──────── THE INPUT
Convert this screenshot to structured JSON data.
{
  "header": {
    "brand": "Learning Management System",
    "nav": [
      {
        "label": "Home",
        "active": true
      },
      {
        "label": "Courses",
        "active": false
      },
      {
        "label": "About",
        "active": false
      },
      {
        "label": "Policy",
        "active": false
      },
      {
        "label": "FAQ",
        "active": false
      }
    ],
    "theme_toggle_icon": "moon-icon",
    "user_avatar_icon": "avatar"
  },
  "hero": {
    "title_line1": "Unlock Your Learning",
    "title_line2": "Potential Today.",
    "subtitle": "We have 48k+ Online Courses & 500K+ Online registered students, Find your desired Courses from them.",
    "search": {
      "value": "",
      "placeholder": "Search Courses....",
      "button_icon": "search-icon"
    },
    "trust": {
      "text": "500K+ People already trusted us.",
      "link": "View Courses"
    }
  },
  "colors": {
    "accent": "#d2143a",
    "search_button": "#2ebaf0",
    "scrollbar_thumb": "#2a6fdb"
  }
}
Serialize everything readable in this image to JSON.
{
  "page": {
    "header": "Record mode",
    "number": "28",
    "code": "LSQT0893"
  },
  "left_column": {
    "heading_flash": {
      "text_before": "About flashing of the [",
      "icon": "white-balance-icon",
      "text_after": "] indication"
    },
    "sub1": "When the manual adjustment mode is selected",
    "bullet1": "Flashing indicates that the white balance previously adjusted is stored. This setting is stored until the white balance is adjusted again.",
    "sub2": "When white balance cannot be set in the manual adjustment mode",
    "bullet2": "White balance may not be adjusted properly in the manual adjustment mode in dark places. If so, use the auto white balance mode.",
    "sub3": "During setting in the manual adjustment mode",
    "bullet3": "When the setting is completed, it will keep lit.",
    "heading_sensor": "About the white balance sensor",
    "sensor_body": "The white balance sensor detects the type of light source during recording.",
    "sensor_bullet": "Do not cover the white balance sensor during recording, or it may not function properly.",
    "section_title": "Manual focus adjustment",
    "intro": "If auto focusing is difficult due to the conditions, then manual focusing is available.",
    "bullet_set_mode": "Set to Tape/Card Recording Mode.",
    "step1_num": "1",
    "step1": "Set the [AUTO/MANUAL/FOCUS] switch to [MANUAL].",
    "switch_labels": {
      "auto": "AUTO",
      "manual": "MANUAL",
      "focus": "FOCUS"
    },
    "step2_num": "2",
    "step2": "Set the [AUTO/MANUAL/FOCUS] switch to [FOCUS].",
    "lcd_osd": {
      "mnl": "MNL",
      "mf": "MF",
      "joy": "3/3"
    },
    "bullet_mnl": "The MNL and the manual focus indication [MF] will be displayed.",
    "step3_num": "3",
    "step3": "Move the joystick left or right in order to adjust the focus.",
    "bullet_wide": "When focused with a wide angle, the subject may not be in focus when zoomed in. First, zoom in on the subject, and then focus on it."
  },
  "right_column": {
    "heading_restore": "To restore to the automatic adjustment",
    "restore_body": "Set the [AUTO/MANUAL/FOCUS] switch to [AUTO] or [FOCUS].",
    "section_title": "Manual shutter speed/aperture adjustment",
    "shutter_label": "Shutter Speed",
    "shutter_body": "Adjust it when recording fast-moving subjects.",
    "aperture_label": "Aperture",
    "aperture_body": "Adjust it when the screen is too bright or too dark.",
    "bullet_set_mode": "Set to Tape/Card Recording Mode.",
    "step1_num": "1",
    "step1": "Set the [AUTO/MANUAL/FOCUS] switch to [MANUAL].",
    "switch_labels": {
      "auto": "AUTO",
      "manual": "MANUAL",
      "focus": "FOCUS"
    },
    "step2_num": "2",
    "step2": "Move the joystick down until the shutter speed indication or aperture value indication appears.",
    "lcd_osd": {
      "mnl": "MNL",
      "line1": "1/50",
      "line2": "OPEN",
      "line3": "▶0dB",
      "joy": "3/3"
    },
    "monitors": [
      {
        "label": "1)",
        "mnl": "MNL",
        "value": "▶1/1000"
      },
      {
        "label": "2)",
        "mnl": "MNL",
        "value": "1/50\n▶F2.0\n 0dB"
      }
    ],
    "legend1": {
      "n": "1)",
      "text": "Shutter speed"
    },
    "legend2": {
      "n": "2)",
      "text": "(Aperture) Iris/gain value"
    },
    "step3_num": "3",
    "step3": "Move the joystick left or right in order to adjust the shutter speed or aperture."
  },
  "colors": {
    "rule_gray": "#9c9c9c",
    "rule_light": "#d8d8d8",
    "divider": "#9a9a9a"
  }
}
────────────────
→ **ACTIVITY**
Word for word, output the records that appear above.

→ **ANSWER FOR THE TASK**
Convert this screenshot to structured JSON data.
{
  "header": {
    "brand": "Learning Management System",
    "nav": [
      {
        "label": "Home",
        "active": true
      },
      {
        "label": "Courses",
        "active": false
      },
      {
        "label": "About",
        "active": false
      },
      {
        "label": "Policy",
        "active": false
      },
      {
        "label": "FAQ",
        "active": false
      }
    ],
    "theme_toggle_icon": "moon-icon",
    "user_avatar_icon": "avatar"
  },
  "hero": {
    "title_line1": "Unlock Your Learning",
    "title_line2": "Potential Today.",
    "subtitle": "We have 48k+ Online Courses & 500K+ Online registered students, Find your desired Courses from them.",
    "search": {
      "value": "",
      "placeholder": "Search Courses....",
      "button_icon": "search-icon"
    },
    "trust": {
      "text": "500K+ People already trusted us.",
      "link": "View Courses"
    }
  },
  "colors": {
    "accent": "#d2143a",
    "search_button": "#2ebaf0",
    "scrollbar_thumb": "#2a6fdb"
  }
}
Serialize everything readable in this image to JSON.
{
  "page": {
    "header": "Record mode",
    "number": "28",
    "code": "LSQT0893"
  },
  "left_column": {
    "heading_flash": {
      "text_before": "About flashing of the [",
      "icon": "white-balance-icon",
      "text_after": "] indication"
    },
    "sub1": "When the manual adjustment mode is selected",
    "bullet1": "Flashing indicates that the white balance previously adjusted is stored. This setting is stored until the white balance is adjusted again.",
    "sub2": "When white balance cannot be set in the manual adjustment mode",
    "bullet2": "White balance may not be adjusted properly in the manual adjustment mode in dark places. If so, use the auto white balance mode.",
    "sub3": "During setting in the manual adjustment mode",
    "bullet3": "When the setting is completed, it will keep lit.",
    "heading_sensor": "About the white balance sensor",
    "sensor_body": "The white balance sensor detects the type of light source during recording.",
    "sensor_bullet": "Do not cover the white balance sensor during recording, or it may not function properly.",
    "section_title": "Manual focus adjustment",
    "intro": "If auto focusing is difficult due to the conditions, then manual focusing is available.",
    "bullet_set_mode": "Set to Tape/Card Recording Mode.",
    "step1_num": "1",
    "step1": "Set the [AUTO/MANUAL/FOCUS] switch to [MANUAL].",
    "switch_labels": {
      "auto": "AUTO",
      "manual": "MANUAL",
      "focus": "FOCUS"
    },
    "step2_num": "2",
    "step2": "Set the [AUTO/MANUAL/FOCUS] switch to [FOCUS].",
    "lcd_osd": {
      "mnl": "MNL",
      "mf": "MF",
      "joy": "3/3"
    },
    "bullet_mnl": "The MNL and the manual focus indication [MF] will be displayed.",
    "step3_num": "3",
    "step3": "Move the joystick left or right in order to adjust the focus.",
    "bullet_wide": "When focused with a wide angle, the subject may not be in focus when zoomed in. First, zoom in on the subject, and then focus on it."
  },
  "right_column": {
    "heading_restore": "To restore to the automatic adjustment",
    "restore_body": "Set the [AUTO/MANUAL/FOCUS] switch to [AUTO] or [FOCUS].",
    "section_title": "Manual shutter speed/aperture adjustment",
    "shutter_label": "Shutter Speed",
    "shutter_body": "Adjust it when recording fast-moving subjects.",
    "aperture_label": "Aperture",
    "aperture_body": "Adjust it when the screen is too bright or too dark.",
    "bullet_set_mode": "Set to Tape/Card Recording Mode.",
    "step1_num": "1",
    "step1": "Set the [AUTO/MANUAL/FOCUS] switch to [MANUAL].",
    "switch_labels": {
      "auto": "AUTO",
      "manual": "MANUAL",
      "focus": "FOCUS"
    },
    "step2_num": "2",
    "step2": "Move the joystick down until the shutter speed indication or aperture value indication appears.",
    "lcd_osd": {
      "mnl": "MNL",
      "line1": "1/50",
      "line2": "OPEN",
      "line3": "▶0dB",
      "joy": "3/3"
    },
    "monitors": [
      {
        "label": "1)",
        "mnl": "MNL",
        "value": "▶1/1000"
      },
      {
        "label": "2)",
        "mnl": "MNL",
        "value": "1/50\n▶F2.0\n 0dB"
      }
    ],
    "legend1": {
      "n": "1)",
      "text": "Shutter speed"
    },
    "legend2": {
      "n": "2)",
      "text": "(Aperture) Iris/gain value"
    },
    "step3_num": "3",
    "step3": "Move the joystick left or right in order to adjust the shutter speed or aperture."
  },
  "colors": {
    "rule_gray": "#9c9c9c",
    "rule_light": "#d8d8d8",
    "divider": "#9a9a9a"
  }
}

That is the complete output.